And last fall, the FDA endorsed a qualified health claim asserted by Assured Bites Inc., which makes peanut-based food kits, that feeding such foods to children from four to 10 months old “may reduce the risk of developing peanut allergy by 5 years of age.” That will allow manufacturers to include the information on their labels.
New patterns for parents
Kristen Shane, a Seattle nurse and three-time mother, says her practices have changed since her now-10-year-old was born. Her youngest child is 18 months old.
When the oldest child was young, she says, she was so worried about celiac disease that she didn’t introduce some foods until he was a year old. In contrast, following the emergence of the new information, her youngest was “eating everything we had on our plates as soon as he could sit up.”
“The guidelines completely changed from the 10-year-old to the one-year-old,” she says.
Dr. Pisharody, who was a medical resident in 2002 and joined Swedish in 2009, says the generational change is apparent in her practice.
“I met a family this week and was telling the parents about peanut allergies,” she said. “And the grandma said ‘This isn’t what I used to do.’”
You can find out more and get personalized advice by visiting a Swedish pediatric health care provider at any of 20 locations in the Puget Sound area.

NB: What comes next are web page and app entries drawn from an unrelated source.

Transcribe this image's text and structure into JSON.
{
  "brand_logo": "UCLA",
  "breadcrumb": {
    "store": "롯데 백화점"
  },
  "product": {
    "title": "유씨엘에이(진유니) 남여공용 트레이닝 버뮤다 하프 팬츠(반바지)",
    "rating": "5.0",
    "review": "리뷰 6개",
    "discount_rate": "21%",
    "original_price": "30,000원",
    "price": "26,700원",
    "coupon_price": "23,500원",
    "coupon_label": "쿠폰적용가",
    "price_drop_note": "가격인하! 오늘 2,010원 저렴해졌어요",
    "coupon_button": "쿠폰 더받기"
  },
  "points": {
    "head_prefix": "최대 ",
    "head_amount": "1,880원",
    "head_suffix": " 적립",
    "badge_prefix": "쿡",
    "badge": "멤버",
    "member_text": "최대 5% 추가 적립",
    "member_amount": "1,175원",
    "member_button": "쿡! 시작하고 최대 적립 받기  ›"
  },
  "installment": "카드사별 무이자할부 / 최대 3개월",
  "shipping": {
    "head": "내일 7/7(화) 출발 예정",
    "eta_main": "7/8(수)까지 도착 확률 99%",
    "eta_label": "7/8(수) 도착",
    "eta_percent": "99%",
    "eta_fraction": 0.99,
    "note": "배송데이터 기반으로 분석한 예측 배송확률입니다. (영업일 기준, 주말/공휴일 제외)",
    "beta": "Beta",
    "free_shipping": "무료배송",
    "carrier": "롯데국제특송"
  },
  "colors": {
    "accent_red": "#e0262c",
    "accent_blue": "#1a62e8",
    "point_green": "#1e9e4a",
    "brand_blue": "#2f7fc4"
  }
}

This information is not intended as a substitute for professional medical care. Always follow your healthcare professional's instructions.